Records provided section start
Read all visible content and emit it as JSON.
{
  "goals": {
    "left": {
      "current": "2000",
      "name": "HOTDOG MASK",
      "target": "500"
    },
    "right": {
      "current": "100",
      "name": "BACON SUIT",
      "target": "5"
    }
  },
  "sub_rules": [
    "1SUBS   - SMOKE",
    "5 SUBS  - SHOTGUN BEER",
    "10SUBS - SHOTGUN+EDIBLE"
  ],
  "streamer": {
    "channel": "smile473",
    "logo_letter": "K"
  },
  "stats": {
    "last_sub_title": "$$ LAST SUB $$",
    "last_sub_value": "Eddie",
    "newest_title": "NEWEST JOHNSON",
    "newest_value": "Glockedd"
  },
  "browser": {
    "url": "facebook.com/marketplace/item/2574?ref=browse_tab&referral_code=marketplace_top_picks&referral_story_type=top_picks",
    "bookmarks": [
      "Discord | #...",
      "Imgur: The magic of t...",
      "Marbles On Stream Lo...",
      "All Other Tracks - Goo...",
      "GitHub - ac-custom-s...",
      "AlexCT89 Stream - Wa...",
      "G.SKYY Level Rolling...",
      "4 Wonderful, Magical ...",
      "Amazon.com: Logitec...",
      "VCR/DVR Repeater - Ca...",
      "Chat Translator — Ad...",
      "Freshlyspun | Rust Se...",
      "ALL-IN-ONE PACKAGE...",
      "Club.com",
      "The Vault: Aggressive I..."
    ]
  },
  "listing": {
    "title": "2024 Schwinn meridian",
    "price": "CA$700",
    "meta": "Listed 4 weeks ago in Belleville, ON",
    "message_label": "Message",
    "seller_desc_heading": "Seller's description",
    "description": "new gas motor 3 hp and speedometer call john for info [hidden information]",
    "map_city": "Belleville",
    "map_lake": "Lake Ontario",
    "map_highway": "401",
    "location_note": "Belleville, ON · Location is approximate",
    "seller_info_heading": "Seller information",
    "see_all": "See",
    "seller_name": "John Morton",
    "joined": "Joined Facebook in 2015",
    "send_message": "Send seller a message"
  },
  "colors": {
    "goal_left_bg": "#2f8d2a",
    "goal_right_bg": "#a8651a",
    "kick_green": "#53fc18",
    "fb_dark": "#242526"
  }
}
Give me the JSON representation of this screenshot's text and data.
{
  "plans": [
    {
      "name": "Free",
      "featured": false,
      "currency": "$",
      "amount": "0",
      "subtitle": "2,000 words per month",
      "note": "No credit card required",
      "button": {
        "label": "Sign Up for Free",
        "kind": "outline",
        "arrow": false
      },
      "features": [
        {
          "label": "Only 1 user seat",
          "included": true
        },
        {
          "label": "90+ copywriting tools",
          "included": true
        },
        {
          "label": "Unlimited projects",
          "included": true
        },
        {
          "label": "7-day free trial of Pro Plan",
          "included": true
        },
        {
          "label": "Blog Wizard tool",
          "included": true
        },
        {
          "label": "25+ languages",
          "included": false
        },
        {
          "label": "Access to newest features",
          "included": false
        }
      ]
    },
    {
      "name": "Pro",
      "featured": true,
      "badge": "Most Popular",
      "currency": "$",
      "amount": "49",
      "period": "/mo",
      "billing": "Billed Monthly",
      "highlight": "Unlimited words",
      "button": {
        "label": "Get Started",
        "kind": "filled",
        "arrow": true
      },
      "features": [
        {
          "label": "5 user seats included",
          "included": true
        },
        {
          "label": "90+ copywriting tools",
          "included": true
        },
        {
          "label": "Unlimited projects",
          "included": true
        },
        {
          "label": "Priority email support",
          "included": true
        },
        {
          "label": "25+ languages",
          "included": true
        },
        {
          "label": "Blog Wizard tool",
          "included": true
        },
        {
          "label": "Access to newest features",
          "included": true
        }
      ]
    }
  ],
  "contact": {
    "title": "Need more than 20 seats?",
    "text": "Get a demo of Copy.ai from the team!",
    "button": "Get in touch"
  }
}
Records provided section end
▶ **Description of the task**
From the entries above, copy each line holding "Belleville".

▶ **Response area**
    "meta": "Listed 4 weeks ago in Belleville, ON",
    "map_city": "Belleville",
    "location_note": "Belleville, ON · Location is approximate",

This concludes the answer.